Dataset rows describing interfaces
= = = =

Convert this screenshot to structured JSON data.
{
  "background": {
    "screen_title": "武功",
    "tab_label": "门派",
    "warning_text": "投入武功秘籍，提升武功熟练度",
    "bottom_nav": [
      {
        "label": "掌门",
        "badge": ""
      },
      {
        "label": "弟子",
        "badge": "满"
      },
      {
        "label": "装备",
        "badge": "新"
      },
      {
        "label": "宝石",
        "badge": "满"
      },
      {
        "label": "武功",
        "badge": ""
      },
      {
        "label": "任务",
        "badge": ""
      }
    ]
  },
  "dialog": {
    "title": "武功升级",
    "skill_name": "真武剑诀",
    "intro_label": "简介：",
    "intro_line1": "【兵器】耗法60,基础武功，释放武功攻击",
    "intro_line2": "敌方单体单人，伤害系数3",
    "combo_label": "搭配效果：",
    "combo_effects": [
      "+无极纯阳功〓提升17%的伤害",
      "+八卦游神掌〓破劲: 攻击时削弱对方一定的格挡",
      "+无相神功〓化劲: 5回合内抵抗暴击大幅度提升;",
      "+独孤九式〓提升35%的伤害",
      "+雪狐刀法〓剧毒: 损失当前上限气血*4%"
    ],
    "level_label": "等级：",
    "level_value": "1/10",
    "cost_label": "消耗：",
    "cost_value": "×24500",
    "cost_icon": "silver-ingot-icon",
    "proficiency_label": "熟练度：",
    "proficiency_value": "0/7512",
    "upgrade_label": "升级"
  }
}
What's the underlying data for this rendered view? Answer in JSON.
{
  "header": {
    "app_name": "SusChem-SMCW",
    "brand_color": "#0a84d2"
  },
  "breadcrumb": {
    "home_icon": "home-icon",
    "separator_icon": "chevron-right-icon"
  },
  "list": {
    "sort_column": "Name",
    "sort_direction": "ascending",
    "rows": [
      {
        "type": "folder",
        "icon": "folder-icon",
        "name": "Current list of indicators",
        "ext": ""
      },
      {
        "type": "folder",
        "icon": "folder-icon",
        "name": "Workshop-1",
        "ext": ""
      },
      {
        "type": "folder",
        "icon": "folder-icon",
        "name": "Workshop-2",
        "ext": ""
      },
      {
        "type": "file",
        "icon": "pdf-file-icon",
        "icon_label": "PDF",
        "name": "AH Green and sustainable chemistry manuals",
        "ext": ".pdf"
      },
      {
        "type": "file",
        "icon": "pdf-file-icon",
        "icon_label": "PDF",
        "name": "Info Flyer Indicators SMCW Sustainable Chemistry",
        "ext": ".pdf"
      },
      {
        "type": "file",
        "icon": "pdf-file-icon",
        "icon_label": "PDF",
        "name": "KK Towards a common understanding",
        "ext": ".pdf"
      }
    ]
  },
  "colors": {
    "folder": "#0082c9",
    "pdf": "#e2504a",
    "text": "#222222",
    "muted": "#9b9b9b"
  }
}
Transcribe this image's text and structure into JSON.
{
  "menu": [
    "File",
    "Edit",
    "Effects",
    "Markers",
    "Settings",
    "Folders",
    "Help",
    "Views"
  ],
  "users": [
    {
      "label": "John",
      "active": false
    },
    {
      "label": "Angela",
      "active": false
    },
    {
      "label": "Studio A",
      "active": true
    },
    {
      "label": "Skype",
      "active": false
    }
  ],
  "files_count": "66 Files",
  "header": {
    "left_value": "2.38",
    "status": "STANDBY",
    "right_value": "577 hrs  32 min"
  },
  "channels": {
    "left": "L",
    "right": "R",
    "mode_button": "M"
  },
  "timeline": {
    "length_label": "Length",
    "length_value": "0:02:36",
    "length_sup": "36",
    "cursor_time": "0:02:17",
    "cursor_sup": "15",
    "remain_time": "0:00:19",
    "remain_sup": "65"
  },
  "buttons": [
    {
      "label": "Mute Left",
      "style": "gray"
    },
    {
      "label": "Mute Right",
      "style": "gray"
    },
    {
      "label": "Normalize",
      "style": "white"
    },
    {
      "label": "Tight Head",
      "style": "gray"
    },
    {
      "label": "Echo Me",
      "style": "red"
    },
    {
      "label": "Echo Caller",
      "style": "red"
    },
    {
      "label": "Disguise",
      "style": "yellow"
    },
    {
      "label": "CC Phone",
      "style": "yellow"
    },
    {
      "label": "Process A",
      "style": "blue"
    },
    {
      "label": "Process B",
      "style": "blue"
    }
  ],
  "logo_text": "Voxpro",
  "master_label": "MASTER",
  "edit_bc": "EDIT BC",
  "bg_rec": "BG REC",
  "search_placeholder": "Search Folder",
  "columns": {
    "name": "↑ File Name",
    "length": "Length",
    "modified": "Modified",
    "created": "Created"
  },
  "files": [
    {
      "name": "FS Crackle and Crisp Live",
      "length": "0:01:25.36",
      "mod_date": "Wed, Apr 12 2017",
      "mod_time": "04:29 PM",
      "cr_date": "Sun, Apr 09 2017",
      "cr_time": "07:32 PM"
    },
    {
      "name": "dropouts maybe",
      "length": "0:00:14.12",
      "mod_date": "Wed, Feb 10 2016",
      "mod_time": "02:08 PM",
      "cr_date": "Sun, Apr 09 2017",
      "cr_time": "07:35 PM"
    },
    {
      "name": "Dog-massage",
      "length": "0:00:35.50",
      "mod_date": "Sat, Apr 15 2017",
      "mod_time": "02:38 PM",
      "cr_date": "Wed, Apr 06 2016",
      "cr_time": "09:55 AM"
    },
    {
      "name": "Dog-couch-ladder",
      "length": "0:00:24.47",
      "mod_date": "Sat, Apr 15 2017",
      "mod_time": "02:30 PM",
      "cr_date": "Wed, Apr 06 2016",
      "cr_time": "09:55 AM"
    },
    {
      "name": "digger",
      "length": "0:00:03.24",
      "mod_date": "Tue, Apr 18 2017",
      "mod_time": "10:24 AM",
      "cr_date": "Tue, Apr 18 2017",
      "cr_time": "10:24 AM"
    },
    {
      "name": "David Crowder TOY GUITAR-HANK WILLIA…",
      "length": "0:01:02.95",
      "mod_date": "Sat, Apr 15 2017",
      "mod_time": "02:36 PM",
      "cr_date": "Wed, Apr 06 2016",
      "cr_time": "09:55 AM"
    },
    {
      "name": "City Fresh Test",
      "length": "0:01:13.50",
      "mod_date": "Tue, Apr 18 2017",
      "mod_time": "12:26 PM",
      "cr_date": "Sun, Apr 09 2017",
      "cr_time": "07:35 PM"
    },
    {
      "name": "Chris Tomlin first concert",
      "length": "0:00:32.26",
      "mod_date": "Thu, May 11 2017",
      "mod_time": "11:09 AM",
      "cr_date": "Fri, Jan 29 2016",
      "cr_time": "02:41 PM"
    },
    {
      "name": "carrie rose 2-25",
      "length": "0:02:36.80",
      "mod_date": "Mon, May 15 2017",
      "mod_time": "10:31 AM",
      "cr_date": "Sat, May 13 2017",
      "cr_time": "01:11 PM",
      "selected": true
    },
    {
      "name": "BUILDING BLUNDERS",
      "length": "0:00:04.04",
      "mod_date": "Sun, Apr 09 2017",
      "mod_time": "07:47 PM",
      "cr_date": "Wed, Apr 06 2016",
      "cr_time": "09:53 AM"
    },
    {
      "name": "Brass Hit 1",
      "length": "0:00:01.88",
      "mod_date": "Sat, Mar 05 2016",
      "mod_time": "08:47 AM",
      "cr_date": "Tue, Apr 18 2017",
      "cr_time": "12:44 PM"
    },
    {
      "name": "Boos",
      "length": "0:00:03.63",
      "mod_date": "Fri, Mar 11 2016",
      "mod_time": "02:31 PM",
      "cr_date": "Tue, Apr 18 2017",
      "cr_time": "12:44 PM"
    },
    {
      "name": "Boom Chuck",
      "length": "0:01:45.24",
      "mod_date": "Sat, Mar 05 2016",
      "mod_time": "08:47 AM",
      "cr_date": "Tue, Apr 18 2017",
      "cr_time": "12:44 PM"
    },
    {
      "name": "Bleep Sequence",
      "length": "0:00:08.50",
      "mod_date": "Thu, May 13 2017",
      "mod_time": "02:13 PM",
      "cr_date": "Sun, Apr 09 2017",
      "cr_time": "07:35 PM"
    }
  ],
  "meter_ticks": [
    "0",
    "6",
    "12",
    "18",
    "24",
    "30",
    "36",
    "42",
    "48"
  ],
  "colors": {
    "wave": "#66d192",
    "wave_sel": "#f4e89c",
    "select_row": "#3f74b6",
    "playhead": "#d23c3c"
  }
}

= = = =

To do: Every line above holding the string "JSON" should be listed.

Task solution:
Convert this screenshot to structured JSON data.
What's the underlying data for this rendered view? Answer in JSON.
Transcribe this image's text and structure into JSON.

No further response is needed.